# WHAT TO DO
Without skipping a line, reproduce the entries exactly.

# DATA FOR REVIEW
= = = =

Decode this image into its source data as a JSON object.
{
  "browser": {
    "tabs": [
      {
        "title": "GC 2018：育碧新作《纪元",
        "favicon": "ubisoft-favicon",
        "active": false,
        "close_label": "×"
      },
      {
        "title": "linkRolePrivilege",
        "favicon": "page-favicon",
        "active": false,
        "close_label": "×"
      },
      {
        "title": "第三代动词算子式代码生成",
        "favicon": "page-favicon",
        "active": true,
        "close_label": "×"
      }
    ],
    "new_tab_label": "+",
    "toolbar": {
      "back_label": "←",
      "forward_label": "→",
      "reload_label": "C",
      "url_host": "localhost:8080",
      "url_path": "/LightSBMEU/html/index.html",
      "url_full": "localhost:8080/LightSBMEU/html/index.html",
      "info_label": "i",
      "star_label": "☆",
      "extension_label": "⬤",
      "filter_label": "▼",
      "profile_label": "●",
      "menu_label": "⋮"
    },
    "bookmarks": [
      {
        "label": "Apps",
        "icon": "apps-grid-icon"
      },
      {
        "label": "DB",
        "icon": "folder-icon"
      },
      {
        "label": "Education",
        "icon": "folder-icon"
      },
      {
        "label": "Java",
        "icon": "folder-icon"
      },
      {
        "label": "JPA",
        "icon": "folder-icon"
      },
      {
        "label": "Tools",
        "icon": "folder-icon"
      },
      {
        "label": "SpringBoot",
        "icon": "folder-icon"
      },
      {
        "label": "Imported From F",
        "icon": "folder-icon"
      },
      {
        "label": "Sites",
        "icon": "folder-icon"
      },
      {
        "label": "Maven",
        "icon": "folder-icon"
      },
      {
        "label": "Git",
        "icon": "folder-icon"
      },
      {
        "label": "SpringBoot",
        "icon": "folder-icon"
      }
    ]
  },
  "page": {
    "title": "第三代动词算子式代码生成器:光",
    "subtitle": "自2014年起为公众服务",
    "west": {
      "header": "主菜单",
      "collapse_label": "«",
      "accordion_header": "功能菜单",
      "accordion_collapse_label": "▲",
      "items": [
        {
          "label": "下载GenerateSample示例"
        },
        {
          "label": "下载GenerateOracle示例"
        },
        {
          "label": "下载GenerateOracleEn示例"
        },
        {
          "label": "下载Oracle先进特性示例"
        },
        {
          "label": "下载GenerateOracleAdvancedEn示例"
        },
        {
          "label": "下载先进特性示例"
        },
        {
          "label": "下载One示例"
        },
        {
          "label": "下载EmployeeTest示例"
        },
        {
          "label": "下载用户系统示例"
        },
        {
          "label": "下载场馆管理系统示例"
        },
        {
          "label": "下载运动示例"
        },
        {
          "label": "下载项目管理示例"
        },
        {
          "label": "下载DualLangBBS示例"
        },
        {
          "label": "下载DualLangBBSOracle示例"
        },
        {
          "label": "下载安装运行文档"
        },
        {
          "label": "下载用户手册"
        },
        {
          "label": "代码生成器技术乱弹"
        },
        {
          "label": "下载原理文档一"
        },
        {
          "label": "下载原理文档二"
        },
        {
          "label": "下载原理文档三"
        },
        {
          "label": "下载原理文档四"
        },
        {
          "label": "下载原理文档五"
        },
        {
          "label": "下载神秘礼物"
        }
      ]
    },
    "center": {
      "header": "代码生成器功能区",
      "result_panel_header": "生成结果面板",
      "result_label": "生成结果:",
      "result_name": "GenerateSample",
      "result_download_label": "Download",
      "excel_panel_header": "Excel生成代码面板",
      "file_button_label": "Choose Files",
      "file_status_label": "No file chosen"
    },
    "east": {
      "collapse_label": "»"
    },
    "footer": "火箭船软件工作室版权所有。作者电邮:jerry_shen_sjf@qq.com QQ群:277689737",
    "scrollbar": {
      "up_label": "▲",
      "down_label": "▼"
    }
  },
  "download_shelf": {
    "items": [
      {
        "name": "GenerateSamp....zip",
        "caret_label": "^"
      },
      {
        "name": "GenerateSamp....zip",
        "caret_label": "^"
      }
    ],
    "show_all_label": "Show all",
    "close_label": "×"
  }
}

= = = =

# EXERCISE OUTPUT
Decode this image into its source data as a JSON object.
{
  "browser": {
    "tabs": [
      {
        "title": "GC 2018：育碧新作《纪元",
        "favicon": "ubisoft-favicon",
        "active": false,
        "close_label": "×"
      },
      {
        "title": "linkRolePrivilege",
        "favicon": "page-favicon",
        "active": false,
        "close_label": "×"
      },
      {
        "title": "第三代动词算子式代码生成",
        "favicon": "page-favicon",
        "active": true,
        "close_label": "×"
      }
    ],
    "new_tab_label": "+",
    "toolbar": {
      "back_label": "←",
      "forward_label": "→",
      "reload_label": "C",
      "url_host": "localhost:8080",
      "url_path": "/LightSBMEU/html/index.html",
      "url_full": "localhost:8080/LightSBMEU/html/index.html",
      "info_label": "i",
      "star_label": "☆",
      "extension_label": "⬤",
      "filter_label": "▼",
      "profile_label": "●",
      "menu_label": "⋮"
    },
    "bookmarks": [
      {
        "label": "Apps",
        "icon": "apps-grid-icon"
      },
      {
        "label": "DB",
        "icon": "folder-icon"
      },
      {
        "label": "Education",
        "icon": "folder-icon"
      },
      {
        "label": "Java",
        "icon": "folder-icon"
      },
      {
        "label": "JPA",
        "icon": "folder-icon"
      },
      {
        "label": "Tools",
        "icon": "folder-icon"
      },
      {
        "label": "SpringBoot",
        "icon": "folder-icon"
      },
      {
        "label": "Imported From F",
        "icon": "folder-icon"
      },
      {
        "label": "Sites",
        "icon": "folder-icon"
      },
      {
        "label": "Maven",
        "icon": "folder-icon"
      },
      {
        "label": "Git",
        "icon": "folder-icon"
      },
      {
        "label": "SpringBoot",
        "icon": "folder-icon"
      }
    ]
  },
  "page": {
    "title": "第三代动词算子式代码生成器:光",
    "subtitle": "自2014年起为公众服务",
    "west": {
      "header": "主菜单",
      "collapse_label": "«",
      "accordion_header": "功能菜单",
      "accordion_collapse_label": "▲",
      "items": [
        {
          "label": "下载GenerateSample示例"
        },
        {
          "label": "下载GenerateOracle示例"
        },
        {
          "label": "下载GenerateOracleEn示例"
        },
        {
          "label": "下载Oracle先进特性示例"
        },
        {
          "label": "下载GenerateOracleAdvancedEn示例"
        },
        {
          "label": "下载先进特性示例"
        },
        {
          "label": "下载One示例"
        },
        {
          "label": "下载EmployeeTest示例"
        },
        {
          "label": "下载用户系统示例"
        },
        {
          "label": "下载场馆管理系统示例"
        },
        {
          "label": "下载运动示例"
        },
        {
          "label": "下载项目管理示例"
        },
        {
          "label": "下载DualLangBBS示例"
        },
        {
          "label": "下载DualLangBBSOracle示例"
        },
        {
          "label": "下载安装运行文档"
        },
        {
          "label": "下载用户手册"
        },
        {
          "label": "代码生成器技术乱弹"
        },
        {
          "label": "下载原理文档一"
        },
        {
          "label": "下载原理文档二"
        },
        {
          "label": "下载原理文档三"
        },
        {
          "label": "下载原理文档四"
        },
        {
          "label": "下载原理文档五"
        },
        {
          "label": "下载神秘礼物"
        }
      ]
    },
    "center": {
      "header": "代码生成器功能区",
      "result_panel_header": "生成结果面板",
      "result_label": "生成结果:",
      "result_name": "GenerateSample",
      "result_download_label": "Download",
      "excel_panel_header": "Excel生成代码面板",
      "file_button_label": "Choose Files",
      "file_status_label": "No file chosen"
    },
    "east": {
      "collapse_label": "»"
    },
    "footer": "火箭船软件工作室版权所有。作者电邮:jerry_shen_sjf@qq.com QQ群:277689737",
    "scrollbar": {
      "up_label": "▲",
      "down_label": "▼"
    }
  },
  "download_shelf": {
    "items": [
      {
        "name": "GenerateSamp....zip",
        "caret_label": "^"
      },
      {
        "name": "GenerateSamp....zip",
        "caret_label": "^"
      }
    ],
    "show_all_label": "Show all",
    "close_label": "×"
  }
}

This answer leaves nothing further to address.